Once again, a distant star, known for its bizarre, inexplicable, light fluctuations, has stepped into action, this time more dramatically than ever.
KIC 8462852, also known as Tabby's Star or & # 39; Alien Megastructure & # 39; Stern We like to call it down by at least 5 percent – maybe even 10 percent – and broken the record for the worst decline since the data collected by Kepler in 2011.
The dimming began on March 16, declined 4 percent before returning to normal, as revealed by an observation blog by Tabetha Boyajian, astrophysicist at Louisiana State University, who discovered the star.
Then dimming started again in March 26.
"Today we have some very big news ̵
sacred flying spaghetti monster – we now have a 5% decline – this beats record of the deepest dip since Kepler last week !!! – https://t.co/Y9Non8bv1P
– Tabetha Boyajian (@tsboyajian) March 26, 2018
We do not know what that means, but the data will help to create a better profile of the 1,280 light-years away star to find out why it darkens its style .
Kepler's main purpose is to search for dimming stars, because this is how we find exoplanets. When a planet passes the orbit between a star and the Earth, it darkens the star by a tiny amount at regular intervals-1 percent or less.

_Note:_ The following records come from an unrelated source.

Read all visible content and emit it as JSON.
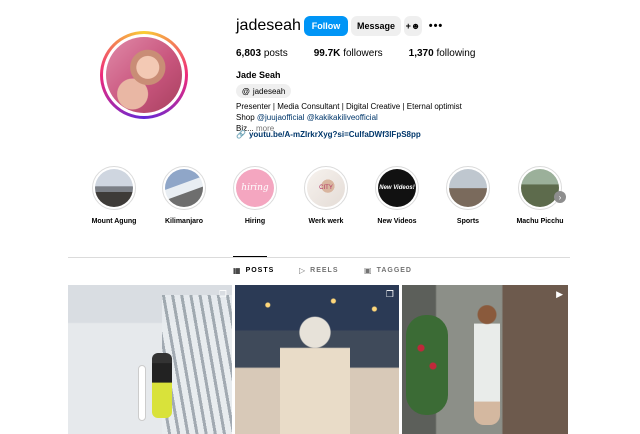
{
  "profile": {
    "username": "jadeseah",
    "verified_icon": "verified-badge-icon",
    "follow_label": "Follow",
    "message_label": "Message",
    "add_user_icon": "add-user-icon",
    "more_label": "•••",
    "stats": {
      "posts_count": "6,803",
      "posts_label": "posts",
      "followers_count": "99.7K",
      "followers_label": "followers",
      "following_count": "1,370",
      "following_label": "following"
    },
    "full_name": "Jade Seah",
    "threads_handle": "jadeseah",
    "bio": {
      "line1": "Presenter | Media Consultant | Digital Creative | Eternal optimist",
      "line2_prefix": "Shop ",
      "mention1": "@juujaofficial",
      "mention2": "@kakikakiliveofficial",
      "line3": "Biz...",
      "more": "more"
    },
    "link": "youtu.be/A-mZIrkrXyg?si=CulfaDWf3lFpS8pp"
  },
  "highlights": [
    {
      "label": "Mount Agung",
      "cover_text": ""
    },
    {
      "label": "Kilimanjaro",
      "cover_text": ""
    },
    {
      "label": "Hiring",
      "cover_text": "hiring"
    },
    {
      "label": "Werk werk",
      "cover_text": "CITY"
    },
    {
      "label": "New Videos",
      "cover_text": "New Videos!"
    },
    {
      "label": "Sports",
      "cover_text": ""
    },
    {
      "label": "Machu Picchu",
      "cover_text": ""
    }
  ],
  "tabs": {
    "posts": "POSTS",
    "reels": "REELS",
    "tagged": "TAGGED",
    "active": "POSTS"
  },
  "colors": {
    "follow_button": "#0095f6",
    "link": "#00376b",
    "secondary_button": "#efefef"
  }
}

But Tabby's star does not follow this pattern. Its darkening is very irregular and occurs at unpredictable intervals and to varying degrees.
In the Kepler observations of 2011 it was even dimmed by 22 percent. During 2017 there were several major dimming events – in May, June, August, September, October and November / December.

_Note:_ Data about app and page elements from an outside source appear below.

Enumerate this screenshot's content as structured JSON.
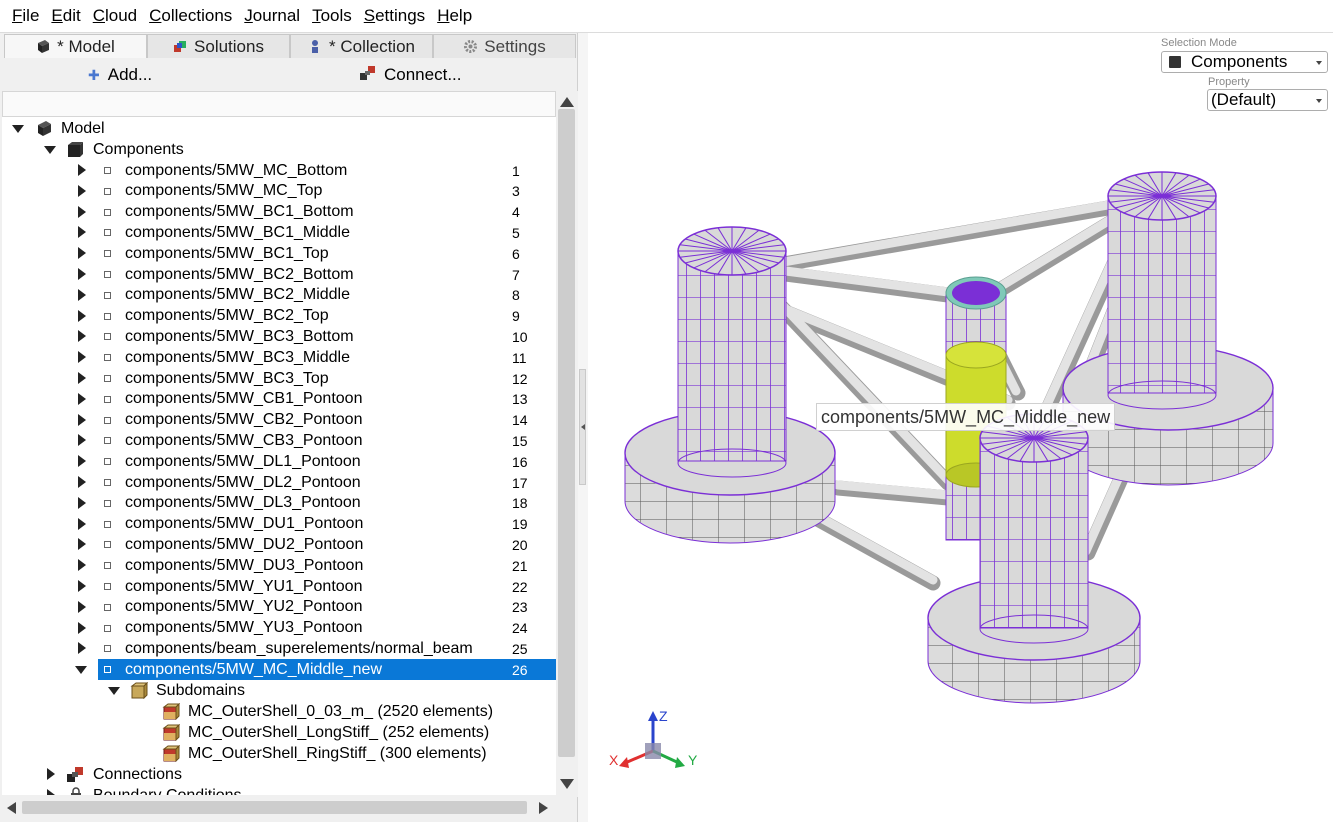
{
  "menu": [
    {
      "accel": "F",
      "rest": "ile"
    },
    {
      "accel": "E",
      "rest": "dit"
    },
    {
      "accel": "C",
      "rest": "loud"
    },
    {
      "accel": "C",
      "rest": "ollections"
    },
    {
      "accel": "J",
      "rest": "ournal"
    },
    {
      "accel": "T",
      "rest": "ools"
    },
    {
      "accel": "S",
      "rest": "ettings"
    },
    {
      "accel": "H",
      "rest": "elp"
    }
  ],
  "tabs": [
    {
      "label": "* Model",
      "icon": "model-icon",
      "active": true
    },
    {
      "label": "Solutions",
      "icon": "solutions-icon",
      "active": false
    },
    {
      "label": "* Collection",
      "icon": "collection-icon",
      "active": false
    },
    {
      "label": "Settings",
      "icon": "gear-icon",
      "active": false
    }
  ],
  "actions": {
    "add": "Add...",
    "connect": "Connect..."
  },
  "tree": {
    "root": "Model",
    "components": "Components",
    "items": [
      {
        "label": "components/5MW_MC_Bottom",
        "num": "1"
      },
      {
        "label": "components/5MW_MC_Top",
        "num": "3"
      },
      {
        "label": "components/5MW_BC1_Bottom",
        "num": "4"
      },
      {
        "label": "components/5MW_BC1_Middle",
        "num": "5"
      },
      {
        "label": "components/5MW_BC1_Top",
        "num": "6"
      },
      {
        "label": "components/5MW_BC2_Bottom",
        "num": "7"
      },
      {
        "label": "components/5MW_BC2_Middle",
        "num": "8"
      },
      {
        "label": "components/5MW_BC2_Top",
        "num": "9"
      },
      {
        "label": "components/5MW_BC3_Bottom",
        "num": "10"
      },
      {
        "label": "components/5MW_BC3_Middle",
        "num": "11"
      },
      {
        "label": "components/5MW_BC3_Top",
        "num": "12"
      },
      {
        "label": "components/5MW_CB1_Pontoon",
        "num": "13"
      },
      {
        "label": "components/5MW_CB2_Pontoon",
        "num": "14"
      },
      {
        "label": "components/5MW_CB3_Pontoon",
        "num": "15"
      },
      {
        "label": "components/5MW_DL1_Pontoon",
        "num": "16"
      },
      {
        "label": "components/5MW_DL2_Pontoon",
        "num": "17"
      },
      {
        "label": "components/5MW_DL3_Pontoon",
        "num": "18"
      },
      {
        "label": "components/5MW_DU1_Pontoon",
        "num": "19"
      },
      {
        "label": "components/5MW_DU2_Pontoon",
        "num": "20"
      },
      {
        "label": "components/5MW_DU3_Pontoon",
        "num": "21"
      },
      {
        "label": "components/5MW_YU1_Pontoon",
        "num": "22"
      },
      {
        "label": "components/5MW_YU2_Pontoon",
        "num": "23"
      },
      {
        "label": "components/5MW_YU3_Pontoon",
        "num": "24"
      },
      {
        "label": "components/beam_superelements/normal_beam",
        "num": "25"
      },
      {
        "label": "components/5MW_MC_Middle_new",
        "num": "26",
        "selected": true
      }
    ],
    "subdomains": "Subdomains",
    "subitems": [
      "MC_OuterShell_0_03_m_ (2520 elements)",
      "MC_OuterShell_LongStiff_ (252 elements)",
      "MC_OuterShell_RingStiff_ (300 elements)"
    ],
    "connections": "Connections",
    "boundary": "Boundary Conditions"
  },
  "viewport": {
    "selection_mode_label": "Selection Mode",
    "selection_mode_value": "Components",
    "property_label": "Property",
    "property_value": "(Default)",
    "tooltip": "components/5MW_MC_Middle_new",
    "axes": {
      "x": "X",
      "y": "Y",
      "z": "Z"
    }
  },
  "colors": {
    "selection": "#0a78d7",
    "mesh_lines": "#7b2fd6",
    "structure_face": "#d7d7d7",
    "highlight": "#c8d62a",
    "axis_x": "#e03030",
    "axis_y": "#22aa44",
    "axis_z": "#2a44cc"
  }
}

In addition, data archives have recently revealed that the star in addition to dimming also has periods of significant lightening in the past.
Part of what is so confusing about KIC 8462852 is that not a single hypothesis seems to be responsible for all the strangeness.
The viral "alien megastructure" idea was found to be thrown out earlier this year after analysis that some wavelengths of light were blocked more than others – which would not be the case if a structure were blocking.
Other theories include a ringed planet passing in front of the star, either absolutely huge or smaller with an orbital wobble; a swarm of comets; Space junk; the star that ingests a planet; something happens inside the star itself; and the scientific equivalent of a shoulder sugar.
But the most likely and currently leading explanation is an uneven cloud of dust swirling around the star as it would block ultraviolet light more than infrared light.
It would have to be a metric dust cloud to be able to block 22 percent of the star's light, but that's not impossible, depending on the origins of this dust.
Two other stars with similar peculiar variations in light were observed. The white dwarf WD 1145 + 017 has in its stellar flow dips of up to 30 percent, which may indicate a dust disc.
It has been observed that the variable star RZ piscium darkens up to 10 percent irregularly. It emits large amounts of infrared radiation, which also indicates dust as the cause.
KIC 8462952 observations continue, and you can follow Boyajan's blog or hashtag #TabbysStar for updates.